Write out every record below exactly as given. Leave the pictures out.

-------- Task input

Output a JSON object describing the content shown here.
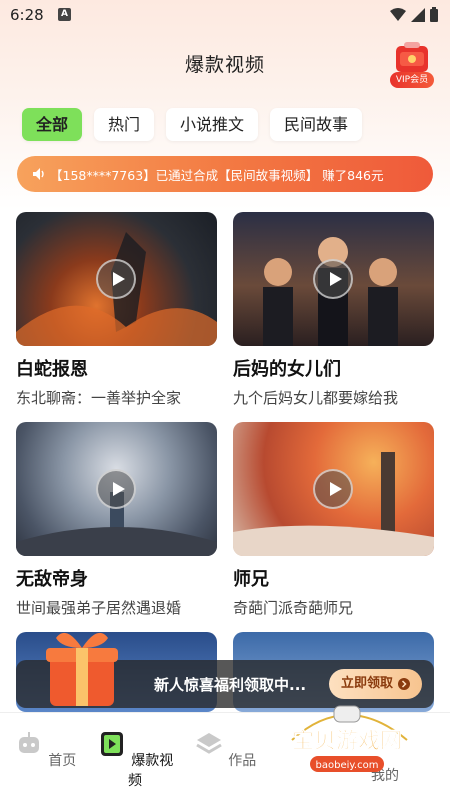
{
  "status": {
    "time": "6:28",
    "notif": "A"
  },
  "page": {
    "title": "爆款视频"
  },
  "vip": {
    "label": "VIP会员"
  },
  "tabs": [
    {
      "label": "全部",
      "active": true
    },
    {
      "label": "热门"
    },
    {
      "label": "小说推文"
    },
    {
      "label": "民间故事"
    }
  ],
  "marquee": {
    "text": "【158****7763】已通过合成【民间故事视频】 赚了846元"
  },
  "cards": [
    {
      "title": "白蛇报恩",
      "subtitle": "东北聊斋：一善举护全家"
    },
    {
      "title": "后妈的女儿们",
      "subtitle": "九个后妈女儿都要嫁给我"
    },
    {
      "title": "无敌帝身",
      "subtitle": "世间最强弟子居然遇退婚"
    },
    {
      "title": "师兄",
      "subtitle": "奇葩门派奇葩师兄"
    }
  ],
  "promo": {
    "text": "新人惊喜福利领取中...",
    "button": "立即领取"
  },
  "nav": [
    {
      "label": "首页"
    },
    {
      "label": "爆款视频",
      "active": true
    },
    {
      "label": "作品"
    },
    {
      "label": "我的"
    }
  ],
  "watermark": {
    "title": "宝贝游戏网",
    "url": "baobeiy.com"
  },
  "colors": {
    "accent_green": "#7ee05a",
    "promo_orange": "#f37a43",
    "vip_red": "#e8332c"
  }
}
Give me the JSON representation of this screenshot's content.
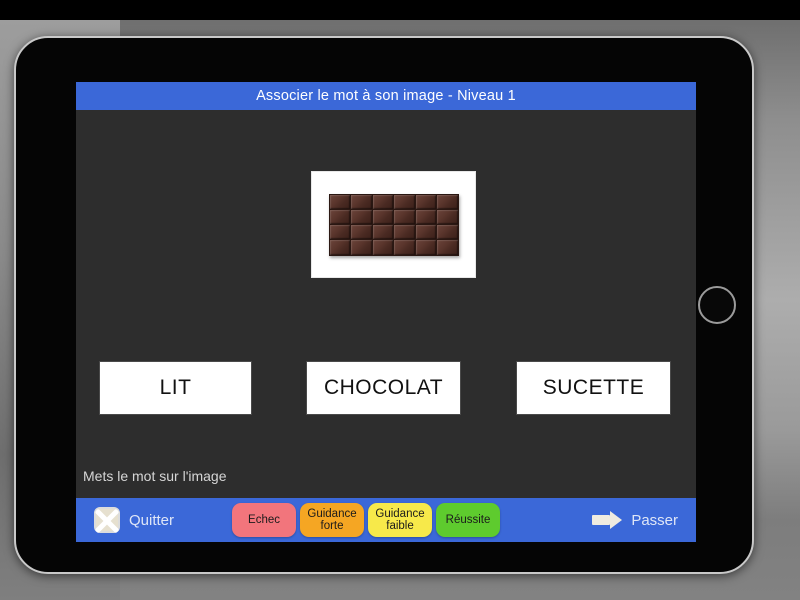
{
  "app": {
    "title": "Associer le mot à son image - Niveau 1"
  },
  "stage": {
    "image": {
      "alt_name": "chocolate-bar-photo",
      "columns": 6,
      "rows": 4
    },
    "word_cards": [
      {
        "label": "LIT"
      },
      {
        "label": "CHOCOLAT"
      },
      {
        "label": "SUCETTE"
      }
    ],
    "instruction": "Mets le mot sur l'image",
    "drop_marker_color": "#3b68d8"
  },
  "toolbar": {
    "quit_label": "Quitter",
    "pass_label": "Passer",
    "quit_icon": "x-cross-icon",
    "pass_icon": "arrow-right-icon",
    "rating_buttons": [
      {
        "line1": "Echec",
        "line2": "",
        "color": "#f2757c"
      },
      {
        "line1": "Guidance",
        "line2": "forte",
        "color": "#f5a623"
      },
      {
        "line1": "Guidance",
        "line2": "faible",
        "color": "#f7e94a"
      },
      {
        "line1": "Réussite",
        "line2": "",
        "color": "#5ecb2e"
      }
    ],
    "background_color": "#3b68d8"
  },
  "device": {
    "frame": "tablet",
    "home_button": "home-button"
  }
}
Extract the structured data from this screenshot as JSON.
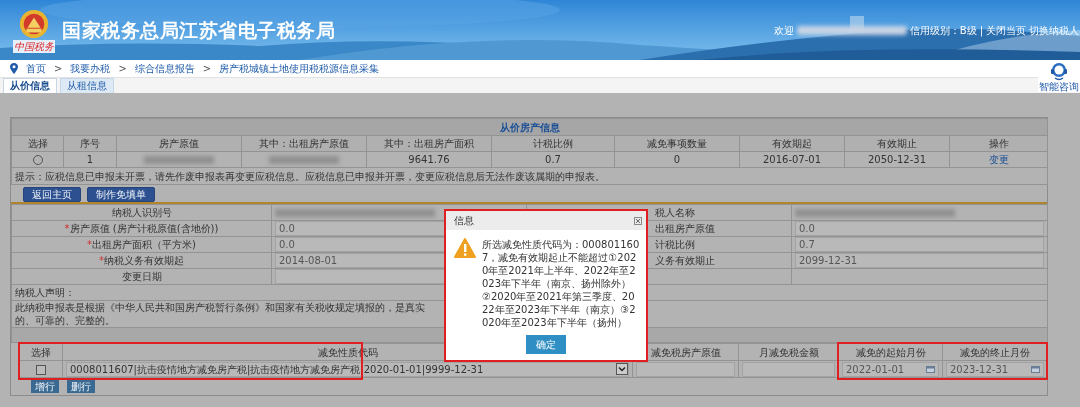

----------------

Output of the task:
Output a JSON object describing the content shown here.
{
  "status": {
    "time": "6:28",
    "notif": "A"
  },
  "page": {
    "title": "爆款视频"
  },
  "vip": {
    "label": "VIP会员"
  },
  "tabs": [
    {
      "label": "全部",
      "active": true
    },
    {
      "label": "热门"
    },
    {
      "label": "小说推文"
    },
    {
      "label": "民间故事"
    }
  ],
  "marquee": {
    "text": "【158****7763】已通过合成【民间故事视频】 赚了846元"
  },
  "cards": [
    {
      "title": "白蛇报恩",
      "subtitle": "东北聊斋：一善举护全家"
    },
    {
      "title": "后妈的女儿们",
      "subtitle": "九个后妈女儿都要嫁给我"
    },
    {
      "title": "无敌帝身",
      "subtitle": "世间最强弟子居然遇退婚"
    },
    {
      "title": "师兄",
      "subtitle": "奇葩门派奇葩师兄"
    }
  ],
  "promo": {
    "text": "新人惊喜福利领取中...",
    "button": "立即领取"
  },
  "nav": [
    {
      "label": "首页"
    },
    {
      "label": "爆款视频",
      "active": true
    },
    {
      "label": "作品"
    },
    {
      "label": "我的"
    }
  ],
  "watermark": {
    "title": "宝贝游戏网",
    "url": "baobeiy.com"
  },
  "colors": {
    "accent_green": "#7ee05a",
    "promo_orange": "#f37a43",
    "vip_red": "#e8332c"
  }
}
Give me the JSON representation of this screenshot's content.
{
  "app": {
    "title": "Associer le mot à son image - Niveau 1"
  },
  "stage": {
    "image": {
      "alt_name": "chocolate-bar-photo",
      "columns": 6,
      "rows": 4
    },
    "word_cards": [
      {
        "label": "LIT"
      },
      {
        "label": "CHOCOLAT"
      },
      {
        "label": "SUCETTE"
      }
    ],
    "instruction": "Mets le mot sur l'image",
    "drop_marker_color": "#3b68d8"
  },
  "toolbar": {
    "quit_label": "Quitter",
    "pass_label": "Passer",
    "quit_icon": "x-cross-icon",
    "pass_icon": "arrow-right-icon",
    "rating_buttons": [
      {
        "line1": "Echec",
        "line2": "",
        "color": "#f2757c"
      },
      {
        "line1": "Guidance",
        "line2": "forte",
        "color": "#f5a623"
      },
      {
        "line1": "Guidance",
        "line2": "faible",
        "color": "#f7e94a"
      },
      {
        "line1": "Réussite",
        "line2": "",
        "color": "#5ecb2e"
      }
    ],
    "background_color": "#3b68d8"
  },
  "device": {
    "frame": "tablet",
    "home_button": "home-button"
  }
}
Extract the structured data from this screenshot as JSON.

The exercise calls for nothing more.